Entries supplied START

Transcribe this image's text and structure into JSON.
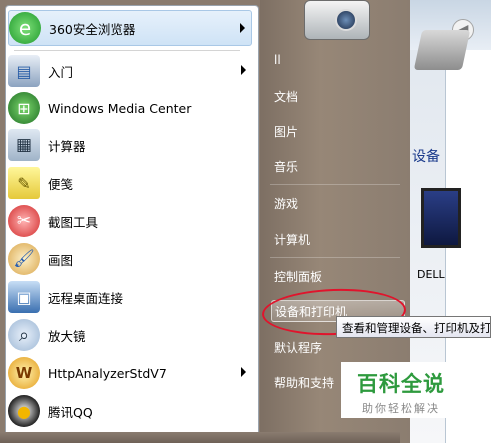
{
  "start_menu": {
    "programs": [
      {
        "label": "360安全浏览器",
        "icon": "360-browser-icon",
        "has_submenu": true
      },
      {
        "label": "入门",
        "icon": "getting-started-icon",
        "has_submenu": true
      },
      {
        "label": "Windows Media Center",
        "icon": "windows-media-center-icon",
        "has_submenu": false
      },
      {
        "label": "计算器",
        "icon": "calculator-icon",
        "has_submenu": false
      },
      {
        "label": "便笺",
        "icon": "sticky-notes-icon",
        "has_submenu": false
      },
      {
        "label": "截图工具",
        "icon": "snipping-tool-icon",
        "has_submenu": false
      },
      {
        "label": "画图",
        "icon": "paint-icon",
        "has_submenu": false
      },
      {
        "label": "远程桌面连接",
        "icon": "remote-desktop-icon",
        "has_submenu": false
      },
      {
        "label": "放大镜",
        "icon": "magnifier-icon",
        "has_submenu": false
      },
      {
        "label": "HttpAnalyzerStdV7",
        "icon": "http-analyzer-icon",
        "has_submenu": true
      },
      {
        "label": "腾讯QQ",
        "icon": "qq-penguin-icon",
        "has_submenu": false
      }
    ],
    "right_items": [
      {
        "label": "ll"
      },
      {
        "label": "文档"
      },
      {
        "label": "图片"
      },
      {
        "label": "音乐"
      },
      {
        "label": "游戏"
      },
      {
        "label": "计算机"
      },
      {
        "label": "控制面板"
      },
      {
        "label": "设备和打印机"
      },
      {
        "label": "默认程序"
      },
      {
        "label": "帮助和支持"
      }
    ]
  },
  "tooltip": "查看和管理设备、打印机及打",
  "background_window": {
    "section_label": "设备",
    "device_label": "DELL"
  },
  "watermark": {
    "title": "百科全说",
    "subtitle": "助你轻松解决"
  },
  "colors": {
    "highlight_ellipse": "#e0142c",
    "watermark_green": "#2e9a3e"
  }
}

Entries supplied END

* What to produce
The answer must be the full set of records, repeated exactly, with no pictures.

* Answer to this exercise
Transcribe this image's text and structure into JSON.
{
  "start_menu": {
    "programs": [
      {
        "label": "360安全浏览器",
        "icon": "360-browser-icon",
        "has_submenu": true
      },
      {
        "label": "入门",
        "icon": "getting-started-icon",
        "has_submenu": true
      },
      {
        "label": "Windows Media Center",
        "icon": "windows-media-center-icon",
        "has_submenu": false
      },
      {
        "label": "计算器",
        "icon": "calculator-icon",
        "has_submenu": false
      },
      {
        "label": "便笺",
        "icon": "sticky-notes-icon",
        "has_submenu": false
      },
      {
        "label": "截图工具",
        "icon": "snipping-tool-icon",
        "has_submenu": false
      },
      {
        "label": "画图",
        "icon": "paint-icon",
        "has_submenu": false
      },
      {
        "label": "远程桌面连接",
        "icon": "remote-desktop-icon",
        "has_submenu": false
      },
      {
        "label": "放大镜",
        "icon": "magnifier-icon",
        "has_submenu": false
      },
      {
        "label": "HttpAnalyzerStdV7",
        "icon": "http-analyzer-icon",
        "has_submenu": true
      },
      {
        "label": "腾讯QQ",
        "icon": "qq-penguin-icon",
        "has_submenu": false
      }
    ],
    "right_items": [
      {
        "label": "ll"
      },
      {
        "label": "文档"
      },
      {
        "label": "图片"
      },
      {
        "label": "音乐"
      },
      {
        "label": "游戏"
      },
      {
        "label": "计算机"
      },
      {
        "label": "控制面板"
      },
      {
        "label": "设备和打印机"
      },
      {
        "label": "默认程序"
      },
      {
        "label": "帮助和支持"
      }
    ]
  },
  "tooltip": "查看和管理设备、打印机及打",
  "background_window": {
    "section_label": "设备",
    "device_label": "DELL"
  },
  "watermark": {
    "title": "百科全说",
    "subtitle": "助你轻松解决"
  },
  "colors": {
    "highlight_ellipse": "#e0142c",
    "watermark_green": "#2e9a3e"
  }
}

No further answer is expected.